## Task prompt
Omitting the pictures, print every line below exactly as it stands.

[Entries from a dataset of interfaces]
---+---

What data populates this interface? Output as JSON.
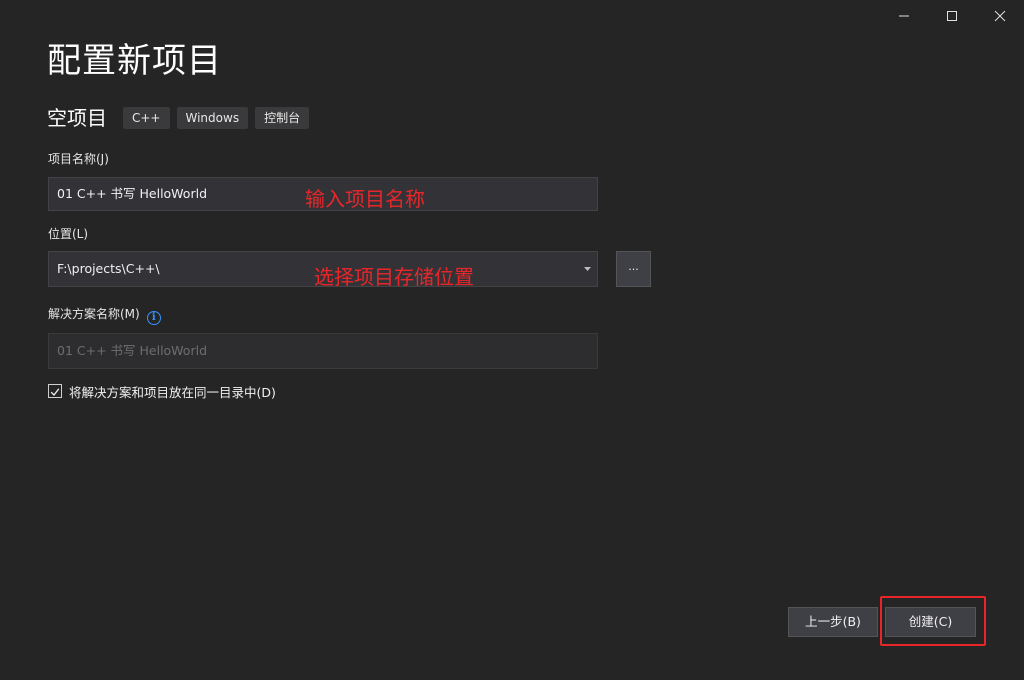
{
  "window": {
    "controls": {
      "minimize_icon": "minimize-icon",
      "maximize_icon": "maximize-icon",
      "close_icon": "close-icon"
    }
  },
  "page": {
    "title": "配置新项目"
  },
  "template": {
    "name": "空项目",
    "tags": [
      "C++",
      "Windows",
      "控制台"
    ]
  },
  "fields": {
    "project_name": {
      "label": "项目名称(J)",
      "value": "01 C++ 书写 HelloWorld"
    },
    "location": {
      "label": "位置(L)",
      "value": "F:\\projects\\C++\\",
      "browse_label": "..."
    },
    "solution_name": {
      "label": "解决方案名称(M)",
      "info_icon": "info-icon",
      "value": "01 C++ 书写 HelloWorld"
    },
    "same_directory": {
      "label": "将解决方案和项目放在同一目录中(D)",
      "checked": true
    }
  },
  "annotations": {
    "project_name_hint": "输入项目名称",
    "location_hint": "选择项目存储位置"
  },
  "buttons": {
    "back_label": "上一步(B)",
    "create_label": "创建(C)"
  },
  "colors": {
    "background": "#252526",
    "annotation": "#e8262a",
    "info_accent": "#3794ff"
  }
}
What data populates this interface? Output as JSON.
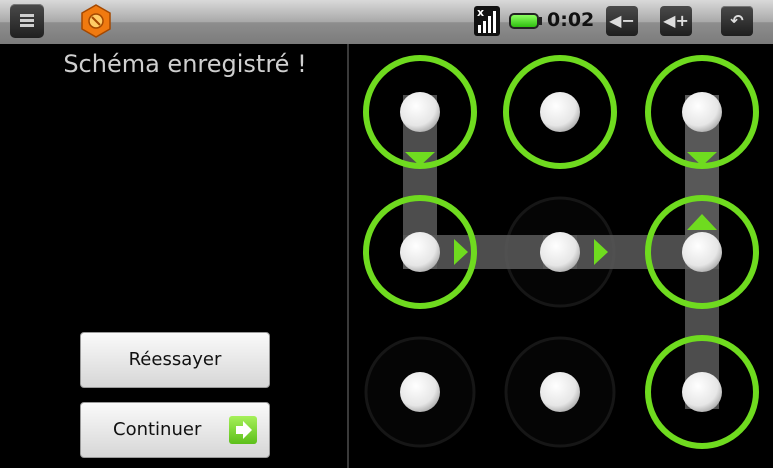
{
  "status_bar": {
    "time": "0:02",
    "signal_mark": "x",
    "vol_down_label": "◀−",
    "vol_up_label": "◀+",
    "back_label": "↶",
    "battery_color": "#46d01e"
  },
  "title": "Schéma enregistré !",
  "buttons": {
    "retry": "Réessayer",
    "continue": "Continuer"
  },
  "pattern": {
    "accent_color": "#6fdb1f",
    "grid_size": 3,
    "sequence": [
      [
        0,
        0
      ],
      [
        0,
        1
      ],
      [
        1,
        1
      ],
      [
        2,
        1
      ],
      [
        2,
        0
      ],
      [
        2,
        2
      ]
    ],
    "selected": [
      [
        0,
        0
      ],
      [
        1,
        0
      ],
      [
        2,
        0
      ],
      [
        0,
        1
      ],
      [
        2,
        1
      ],
      [
        2,
        2
      ]
    ]
  }
}
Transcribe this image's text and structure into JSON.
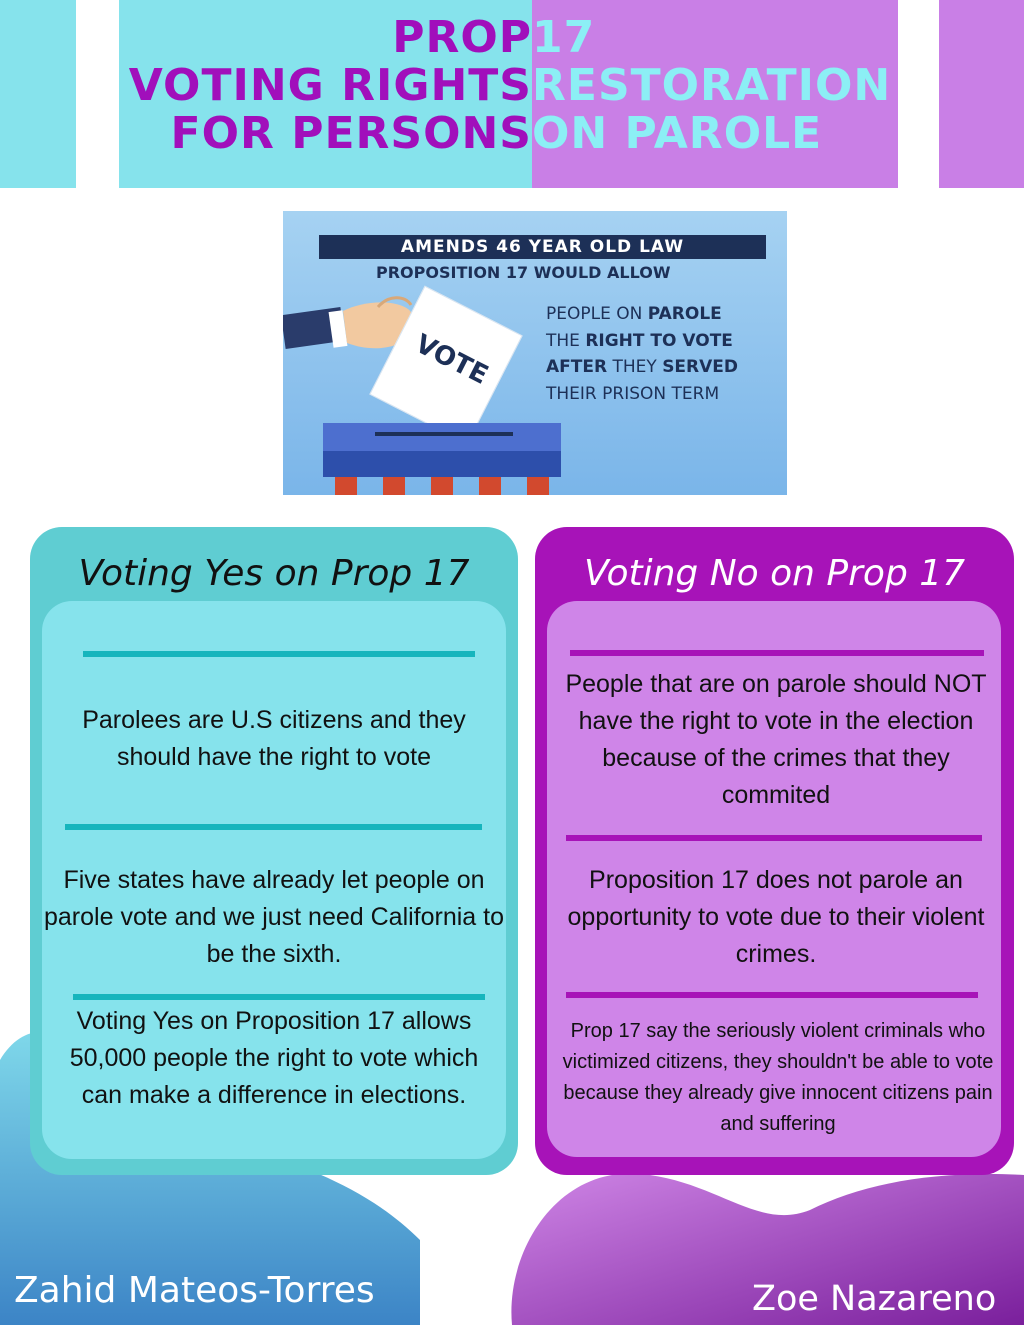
{
  "header": {
    "line1_left": "PROP ",
    "line1_right": "17",
    "line2_left": "VOTING RIGHTS ",
    "line2_right": "RESTORATION",
    "line3_left": "FOR PERSONS ",
    "line3_right": "ON PAROLE"
  },
  "illustration": {
    "banner": "AMENDS 46 YEAR OLD LAW",
    "subtitle": "PROPOSITION 17 WOULD ALLOW",
    "ballot_label": "VOTE",
    "lines": [
      {
        "pre": "PEOPLE ON ",
        "bold": "PAROLE",
        "post": ""
      },
      {
        "pre": "THE ",
        "bold": "RIGHT TO VOTE",
        "post": ""
      },
      {
        "pre": "",
        "bold": "AFTER",
        "post": " THEY ",
        "bold2": "SERVED"
      },
      {
        "pre": "THEIR PRISON TERM",
        "bold": "",
        "post": ""
      }
    ]
  },
  "yes_panel": {
    "title": "Voting Yes on Prop 17",
    "point1": "Parolees are U.S citizens and they should have the right to vote",
    "point2": "Five states have already let people on parole vote and we just need California to be the sixth.",
    "point3": "Voting Yes on Proposition 17 allows 50,000 people the right to vote which can make a difference in elections."
  },
  "no_panel": {
    "title": "Voting No on Prop 17",
    "point1": "People that are on parole should NOT have the right to vote in the election because of the crimes that they commited",
    "point2": "Proposition 17 does not parole an opportunity to vote due to their violent crimes.",
    "point3": "Prop 17 say the seriously violent criminals who victimized citizens, they shouldn't be able to vote because they already give innocent citizens pain and suffering"
  },
  "authors": {
    "left": "Zahid Mateos-Torres",
    "right": "Zoe Nazareno"
  },
  "colors": {
    "cyan": "#86e3ec",
    "teal": "#5fcdd2",
    "teal_rule": "#16b5bd",
    "purple": "#a713b8",
    "lavender": "#cf85e8",
    "navy": "#1d3057"
  }
}
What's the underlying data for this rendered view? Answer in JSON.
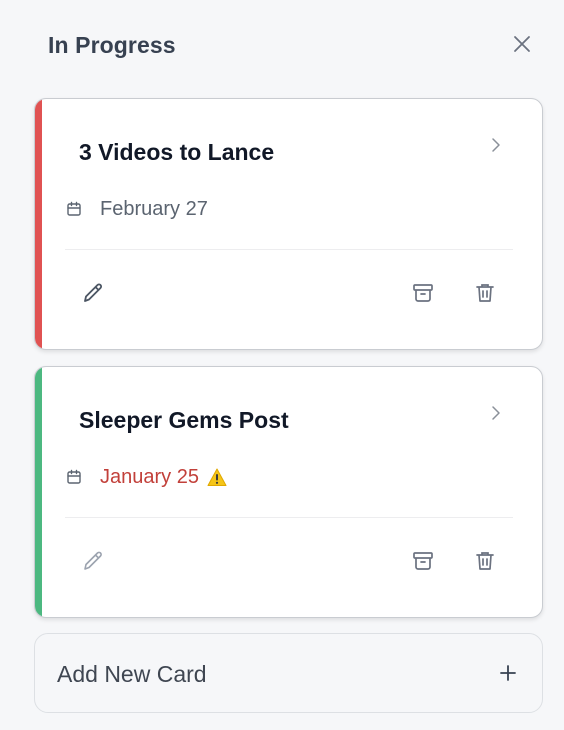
{
  "column": {
    "title": "In Progress"
  },
  "cards": [
    {
      "title": "3 Videos to Lance",
      "date": "February 27",
      "accent_color": "#e05252",
      "date_color": "#5b6470",
      "overdue": false
    },
    {
      "title": "Sleeper Gems Post",
      "date": "January 25",
      "accent_color": "#4cb880",
      "date_color": "#c2403a",
      "overdue": true
    }
  ],
  "add_card": {
    "label": "Add New Card"
  },
  "icons": {
    "close": "close-icon",
    "chevron": "chevron-right-icon",
    "calendar": "calendar-icon",
    "warning": "warning-icon",
    "edit": "pencil-icon",
    "archive": "archive-icon",
    "delete": "trash-icon",
    "add": "plus-icon"
  }
}
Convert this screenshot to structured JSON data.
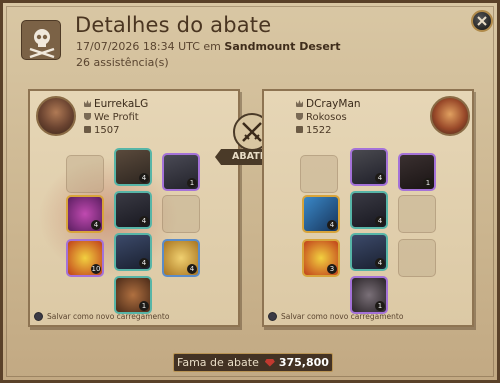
{
  "header": {
    "title": "Detalhes do abate",
    "date": "17/07/2026 18:34 UTC",
    "location_prefix": "em",
    "location": "Sandmount Desert",
    "assists": "26 assistência(s)"
  },
  "killer": {
    "name": "EurrekaLG",
    "guild": "We Profit",
    "item_power": "1507",
    "save_label": "Salvar como novo carregamento",
    "slots": [
      {
        "name": "bag-slot",
        "filled": false,
        "level": ""
      },
      {
        "name": "head-slot",
        "filled": true,
        "level": "4"
      },
      {
        "name": "cape-slot",
        "filled": true,
        "level": "1"
      },
      {
        "name": "mainhand-slot",
        "filled": true,
        "level": "4"
      },
      {
        "name": "armor-slot",
        "filled": true,
        "level": "4"
      },
      {
        "name": "offhand-slot",
        "filled": false,
        "level": ""
      },
      {
        "name": "potion-slot",
        "filled": true,
        "level": "10"
      },
      {
        "name": "shoes-slot",
        "filled": true,
        "level": "4"
      },
      {
        "name": "food-slot",
        "filled": true,
        "level": "4"
      },
      {
        "name": "mount-slot",
        "filled": true,
        "level": "1"
      }
    ]
  },
  "victim": {
    "name": "DCrayMan",
    "guild": "Rokosos",
    "item_power": "1522",
    "save_label": "Salvar como novo carregamento",
    "slots": [
      {
        "name": "bag-slot",
        "filled": false,
        "level": ""
      },
      {
        "name": "head-slot",
        "filled": true,
        "level": "4"
      },
      {
        "name": "cape-slot",
        "filled": true,
        "level": "1"
      },
      {
        "name": "mainhand-slot",
        "filled": true,
        "level": "4"
      },
      {
        "name": "armor-slot",
        "filled": true,
        "level": "4"
      },
      {
        "name": "offhand-slot",
        "filled": false,
        "level": ""
      },
      {
        "name": "potion-slot",
        "filled": true,
        "level": "3"
      },
      {
        "name": "shoes-slot",
        "filled": true,
        "level": "4"
      },
      {
        "name": "food-slot",
        "filled": false,
        "level": ""
      },
      {
        "name": "mount-slot",
        "filled": true,
        "level": "1"
      }
    ]
  },
  "versus": {
    "icon": "crossed-swords-icon",
    "label": "ABATEU"
  },
  "fame": {
    "label": "Fama de abate",
    "value": "375,800",
    "icon": "fame-gem-icon"
  },
  "colors": {
    "accent": "#4a3a28",
    "fame_gem": "#c2392f",
    "blood": "#aa3c32"
  }
}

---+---

## Task output
What data populates this interface? Output as JSON.
{
  "window": {
    "controls": {
      "minimize_icon": "minimize-icon",
      "maximize_icon": "maximize-icon",
      "close_icon": "close-icon"
    }
  },
  "page": {
    "title": "配置新项目"
  },
  "template": {
    "name": "空项目",
    "tags": [
      "C++",
      "Windows",
      "控制台"
    ]
  },
  "fields": {
    "project_name": {
      "label": "项目名称(J)",
      "value": "01 C++ 书写 HelloWorld"
    },
    "location": {
      "label": "位置(L)",
      "value": "F:\\projects\\C++\\",
      "browse_label": "..."
    },
    "solution_name": {
      "label": "解决方案名称(M)",
      "info_icon": "info-icon",
      "value": "01 C++ 书写 HelloWorld"
    },
    "same_directory": {
      "label": "将解决方案和项目放在同一目录中(D)",
      "checked": true
    }
  },
  "annotations": {
    "project_name_hint": "输入项目名称",
    "location_hint": "选择项目存储位置"
  },
  "buttons": {
    "back_label": "上一步(B)",
    "create_label": "创建(C)"
  },
  "colors": {
    "background": "#252526",
    "annotation": "#e8262a",
    "info_accent": "#3794ff"
  }
}
What data populates this interface? Output as JSON.
{
  "status_bar": {
    "time": "0:02",
    "signal_mark": "x",
    "vol_down_label": "◀−",
    "vol_up_label": "◀+",
    "back_label": "↶",
    "battery_color": "#46d01e"
  },
  "title": "Schéma enregistré !",
  "buttons": {
    "retry": "Réessayer",
    "continue": "Continuer"
  },
  "pattern": {
    "accent_color": "#6fdb1f",
    "grid_size": 3,
    "sequence": [
      [
        0,
        0
      ],
      [
        0,
        1
      ],
      [
        1,
        1
      ],
      [
        2,
        1
      ],
      [
        2,
        0
      ],
      [
        2,
        2
      ]
    ],
    "selected": [
      [
        0,
        0
      ],
      [
        1,
        0
      ],
      [
        2,
        0
      ],
      [
        0,
        1
      ],
      [
        2,
        1
      ],
      [
        2,
        2
      ]
    ]
  }
}
Transcribe this image's text and structure into JSON.
{
  "header": {
    "line1_left": "PROP ",
    "line1_right": "17",
    "line2_left": "VOTING RIGHTS ",
    "line2_right": "RESTORATION",
    "line3_left": "FOR PERSONS ",
    "line3_right": "ON PAROLE"
  },
  "illustration": {
    "banner": "AMENDS 46 YEAR OLD LAW",
    "subtitle": "PROPOSITION 17 WOULD ALLOW",
    "ballot_label": "VOTE",
    "lines": [
      {
        "pre": "PEOPLE ON ",
        "bold": "PAROLE",
        "post": ""
      },
      {
        "pre": "THE ",
        "bold": "RIGHT TO VOTE",
        "post": ""
      },
      {
        "pre": "",
        "bold": "AFTER",
        "post": " THEY ",
        "bold2": "SERVED"
      },
      {
        "pre": "THEIR PRISON TERM",
        "bold": "",
        "post": ""
      }
    ]
  },
  "yes_panel": {
    "title": "Voting Yes on Prop 17",
    "point1": "Parolees are U.S citizens and they should have the right to vote",
    "point2": "Five states have already let people on parole vote and we just need California to be the sixth.",
    "point3": "Voting Yes on Proposition 17 allows 50,000 people the right to vote which can make a difference in elections."
  },
  "no_panel": {
    "title": "Voting No on Prop 17",
    "point1": "People that are on parole should NOT have the right to vote in the election because of the crimes that they commited",
    "point2": "Proposition 17 does not parole an opportunity to vote due to their violent crimes.",
    "point3": "Prop 17 say the seriously violent criminals who victimized citizens, they shouldn't be able to vote because they already give innocent citizens pain and suffering"
  },
  "authors": {
    "left": "Zahid Mateos-Torres",
    "right": "Zoe Nazareno"
  },
  "colors": {
    "cyan": "#86e3ec",
    "teal": "#5fcdd2",
    "teal_rule": "#16b5bd",
    "purple": "#a713b8",
    "lavender": "#cf85e8",
    "navy": "#1d3057"
  }
}
What's the underlying data for this rendered view? Answer in JSON.
{
  "column": {
    "title": "In Progress"
  },
  "cards": [
    {
      "title": "3 Videos to Lance",
      "date": "February 27",
      "accent_color": "#e05252",
      "date_color": "#5b6470",
      "overdue": false
    },
    {
      "title": "Sleeper Gems Post",
      "date": "January 25",
      "accent_color": "#4cb880",
      "date_color": "#c2403a",
      "overdue": true
    }
  ],
  "add_card": {
    "label": "Add New Card"
  },
  "icons": {
    "close": "close-icon",
    "chevron": "chevron-right-icon",
    "calendar": "calendar-icon",
    "warning": "warning-icon",
    "edit": "pencil-icon",
    "archive": "archive-icon",
    "delete": "trash-icon",
    "add": "plus-icon"
  }
}
Convert this screenshot to structured JSON data.
{
  "header": {
    "title": "Detalhes do abate",
    "date": "17/07/2026 18:34 UTC",
    "location_prefix": "em",
    "location": "Sandmount Desert",
    "assists": "26 assistência(s)"
  },
  "killer": {
    "name": "EurrekaLG",
    "guild": "We Profit",
    "item_power": "1507",
    "save_label": "Salvar como novo carregamento",
    "slots": [
      {
        "name": "bag-slot",
        "filled": false,
        "level": ""
      },
      {
        "name": "head-slot",
        "filled": true,
        "level": "4"
      },
      {
        "name": "cape-slot",
        "filled": true,
        "level": "1"
      },
      {
        "name": "mainhand-slot",
        "filled": true,
        "level": "4"
      },
      {
        "name": "armor-slot",
        "filled": true,
        "level": "4"
      },
      {
        "name": "offhand-slot",
        "filled": false,
        "level": ""
      },
      {
        "name": "potion-slot",
        "filled": true,
        "level": "10"
      },
      {
        "name": "shoes-slot",
        "filled": true,
        "level": "4"
      },
      {
        "name": "food-slot",
        "filled": true,
        "level": "4"
      },
      {
        "name": "mount-slot",
        "filled": true,
        "level": "1"
      }
    ]
  },
  "victim": {
    "name": "DCrayMan",
    "guild": "Rokosos",
    "item_power": "1522",
    "save_label": "Salvar como novo carregamento",
    "slots": [
      {
        "name": "bag-slot",
        "filled": false,
        "level": ""
      },
      {
        "name": "head-slot",
        "filled": true,
        "level": "4"
      },
      {
        "name": "cape-slot",
        "filled": true,
        "level": "1"
      },
      {
        "name": "mainhand-slot",
        "filled": true,
        "level": "4"
      },
      {
        "name": "armor-slot",
        "filled": true,
        "level": "4"
      },
      {
        "name": "offhand-slot",
        "filled": false,
        "level": ""
      },
      {
        "name": "potion-slot",
        "filled": true,
        "level": "3"
      },
      {
        "name": "shoes-slot",
        "filled": true,
        "level": "4"
      },
      {
        "name": "food-slot",
        "filled": false,
        "level": ""
      },
      {
        "name": "mount-slot",
        "filled": true,
        "level": "1"
      }
    ]
  },
  "versus": {
    "icon": "crossed-swords-icon",
    "label": "ABATEU"
  },
  "fame": {
    "label": "Fama de abate",
    "value": "375,800",
    "icon": "fame-gem-icon"
  },
  "colors": {
    "accent": "#4a3a28",
    "fame_gem": "#c2392f",
    "blood": "#aa3c32"
  }
}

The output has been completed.